These capital-improvement pass-throughs often force tenants to move because they can’t afford the increased rent. The city allows pass-throughs to encourage increased maintenance. But there’s no evidence to indicate that the city’s capital-improvement policy has resulted in increased maintenance of property. Landlords’ profits have been going up 8% per year. Landlord mortgage borrowing is also going up. This seems to indicate that the policy is contributing to increased turnover in ownership of property and increased speculation.


Vacancy decontrol is what makes it so difficult for a tenant to find an affordable apartment. The city study tells us that moves are on the increase. Many of these moves were forced moves. About 4,000 units were demolished last year and another 1,000 were converted to other uses. Tenants in these units had to move and faced an unregulated market. Young people, who are just getting themselves established, move more often than do older tenants and receive the least protection under the ordinance because of vacancy decontrol.

Younger tenants are trying to save for a down payment on a house. With rents taking a higher percentage of their income, this will take much longer. In this decade the average age of the first-time home buyer has already jumped from 25 to over 30 years of age. As a result, even though we have just gone through a rental building boom, there are more tenants and not enough housing.

In some ways the building boom has made things worse. The average rent on new units is more than $900 a month. Often low-rent units were demolished to make room for the new units. Many landlords now want to compete with owners of the new units for the trapped $900-a-month tenant. The landlord uses capital-improvement pass-throughs to push out the low-income tenants, and the younger tenant can’t save to buy a home. Everybody loses under this scenario, except the landlord.

The landlords’ response is that this is not their problem. Why should they be asked to subsidize low-income and down-payment-saving renters? If the government wants to help these groups, let it spend the taxpayers’ money. The answer is that they are not being asked to subsidize the tenants. Rents are high and will go higher not because of landlords’ efforts, but landlords are exploiting the situation. Federal tax, fiscal, trade and housing policies have limited new construction of affordable rental housing, made home ownership more expensive and attracted foreign capital to our city. The real estate market has been pumped up by the heavy concentration of federal defense spending in our area. Landlords want to exploit a situation generated in large part by our tax dollars and to spend more tax money on what this exploitation will create.

Some city bureaucrats say the rent-stabilization ordinance should not be asked to solve the problem. Unfortunately, this is typical of a bureaucracy that has refused to address the city’s housing problems. If the capital-improvement and decontrol problems are addressed, they say it would cost about $60 million to administer the law. The projected costs are more representative of administrative inefficiencies of this city than a realistic estimate of the cost. Other cities, except for the non-comparable case of Santa Monica, have done much more for far less.

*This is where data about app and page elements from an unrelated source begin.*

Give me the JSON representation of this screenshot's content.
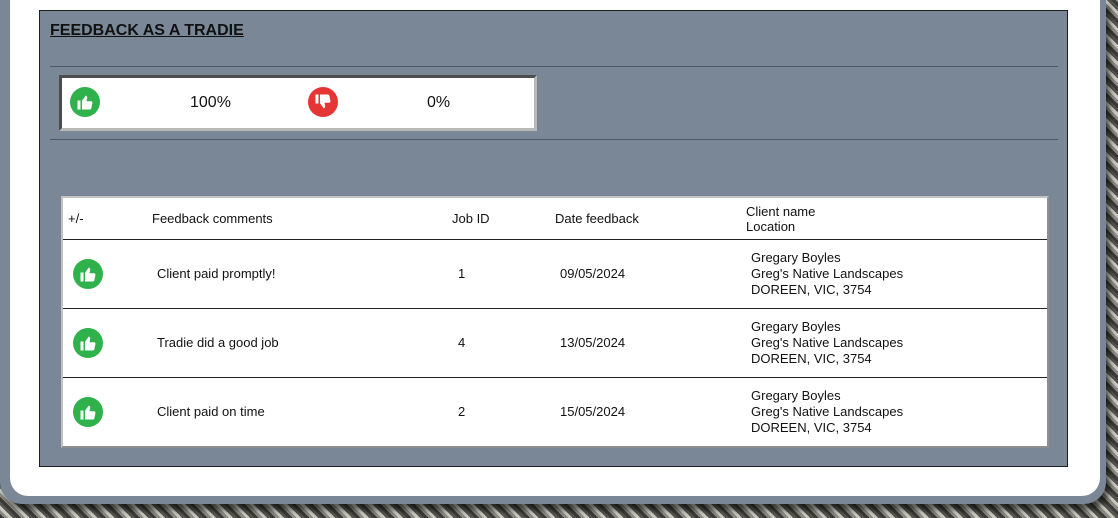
{
  "section": {
    "title": "FEEDBACK AS A TRADIE"
  },
  "summary": {
    "positive_pct": "100%",
    "negative_pct": "0%",
    "positive_icon": "thumbs-up-icon",
    "negative_icon": "thumbs-down-icon"
  },
  "table": {
    "headers": {
      "rating": "+/-",
      "comments": "Feedback comments",
      "job_id": "Job ID",
      "date": "Date feedback",
      "client_name": "Client name",
      "location": "Location"
    },
    "rows": [
      {
        "rating": "positive",
        "comment": "Client paid promptly!",
        "job_id": "1",
        "date": "09/05/2024",
        "client_name": "Gregary Boyles",
        "business": "Greg's Native Landscapes",
        "location": "DOREEN, VIC, 3754"
      },
      {
        "rating": "positive",
        "comment": "Tradie did a good job",
        "job_id": "4",
        "date": "13/05/2024",
        "client_name": "Gregary Boyles",
        "business": "Greg's Native Landscapes",
        "location": "DOREEN, VIC, 3754"
      },
      {
        "rating": "positive",
        "comment": "Client paid on time",
        "job_id": "2",
        "date": "15/05/2024",
        "client_name": "Gregary Boyles",
        "business": "Greg's Native Landscapes",
        "location": "DOREEN, VIC, 3754"
      }
    ]
  },
  "colors": {
    "panel_bg": "#798797",
    "positive": "#2fb24b",
    "negative": "#e53535"
  }
}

The City Council should stabilize rents, as it promised the tenants years ago. Rents should rise no faster than tenants’ incomes. The study just completed shows that there is plenty of leeway in landlord profit to make this adjustment. Capital-improvement pass-throughs should be restricted to landlords who need the increase to maintain a just and reasonable return on their investment, particularly when the increase will raise the rent over affordable levels, and vacancy decontrol should be limited or eliminated.